For more information, including the Call for Proposals and the submission process, please go to: https://www.npa.gov/orgs/1205/professional-development.htm.
The Black History Project Committee of the Mid-Hudson Heritage Center
invites you to the
4th Annual Lorraine M. Roberts Memorial Lecture
Segregation Stress Syndrome:
Elderly African American survivors of Jim Crow, the long term impacts of racial violence, and the intergenerational transmission of trauma
Professor Ruth Thompson-Miller
Visiting Associate Professor of Sociology at Vassar College
Thursday, May 2, 2019
Mid-Hudson Heritage Center
@ The Trolley Barn
489 Main Street in Poughkeepsie
Time: 6:00 p.m.
Ruth Thompson-Miller is Visiting Associate Professor of sociology at Vassar College. Her research specializations are race and ethnicity, mental illness, and the elderly. She received the American Sociological Association (ASA)–National Institute of Mental Health–Minority Fellowship.
She is the co-author of four books, including: Jim Crow’s Legacy: The Lasting Impact of Segregation; Systemic Racism: Making Liberty, Justice, and Democracy Real; Not Your Grandmother’s Movement: Civil Rights and Black Lives Matter; and Please Don’t Shoot: Children, Police Violence, and Trauma. She is the co-author of chapters in Counseling Psychology, Sociology of Racial and Ethnic Relations, and Violence Against Women.
Lorraine Roberts was the founding President of the Black History Project Committee and proudly served the committee and community until her passing in 2015. The Black History Project Committee of the Mid-Hudson Heritage Center continues to honor her legacy with the fourth annual lecture in her name.
Free public event, donations encouraged.
Light refreshments will be served.
MHAHP will be presenting a four-session class on the topic of “Slavery, Antislavery and the Underground Railroad in the Mid-Hudson Region” for the Center for Lifetime Study (CLS). The Center is part of the continuing education program of Marist College in Poughkeepsie, New York.
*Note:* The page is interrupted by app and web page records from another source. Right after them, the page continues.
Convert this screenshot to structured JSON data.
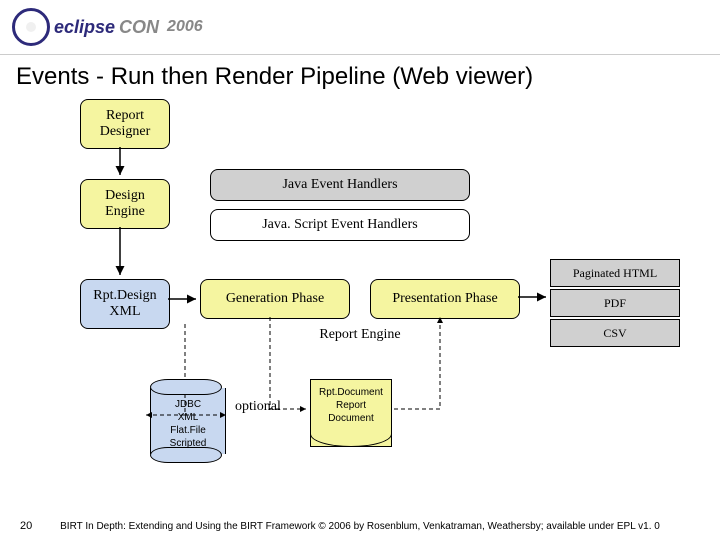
{
  "header": {
    "eclipse": "eclipse",
    "con": "CON",
    "year": "2006"
  },
  "title": "Events - Run then Render Pipeline (Web viewer)",
  "nodes": {
    "report_designer": "Report\nDesigner",
    "design_engine": "Design\nEngine",
    "rpt_design": "Rpt.Design\nXML",
    "java_handlers": "Java Event Handlers",
    "js_handlers": "Java. Script Event Handlers",
    "generation": "Generation Phase",
    "presentation": "Presentation Phase",
    "report_engine": "Report Engine",
    "paginated": "Paginated HTML",
    "pdf": "PDF",
    "csv": "CSV",
    "jdbc": "JDBC\nXML\nFlat.File\nScripted",
    "optional": "optional",
    "rpt_doc": "Rpt.Document\nReport\nDocument"
  },
  "footer": {
    "page": "20",
    "text": "BIRT In Depth: Extending and Using the BIRT Framework © 2006 by Rosenblum, Venkatraman, Weathersby; available under EPL v1. 0"
  }
}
The class will examine the history of slavery, antislavery activities, and the Underground Railroad in the Mid- Hudson Valley. There will be one class devoted to slave resistance, which will examine closely the fugitives – ‘freedom seekers’ – who ran away from their owners. Other areas to be covered include how this local history fit within the broader national history of slavery and antislavery; the build-up to the Civil War and post-Civil War attitudes toward the emancipated men and women; and the legacy of enslavement in America. The evidence and myths surrounding the Underground Railroad will also be examined.
The sessions run on four successive Tuesdays beginning April 2.
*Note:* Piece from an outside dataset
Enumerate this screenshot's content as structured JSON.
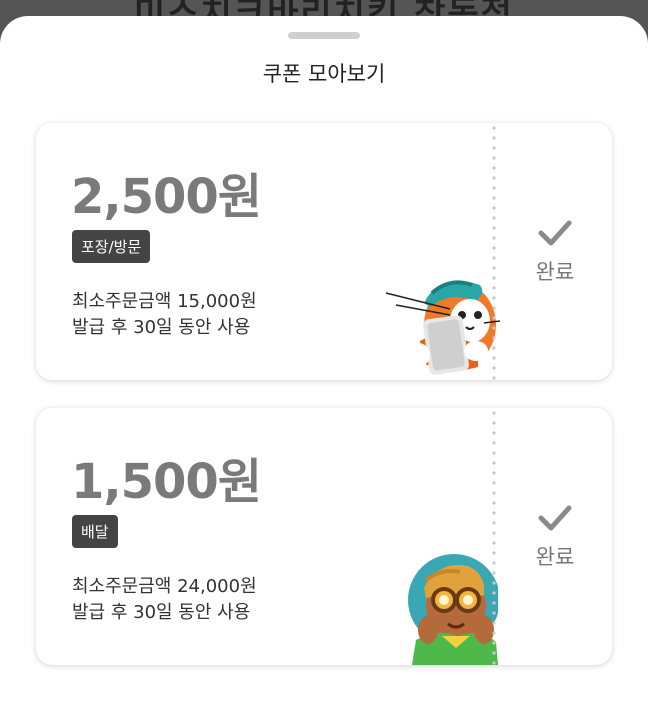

The Marist Center for Lifetime Study provides opportunities for intellectual and cultural exploration and development for men and women of retirement age. CLS provides a rewarding experience of learning and fellowship in a relaxed atmosphere without exams or grades. Currently, 650 members enjoy courses, trips, and social events held in various locations.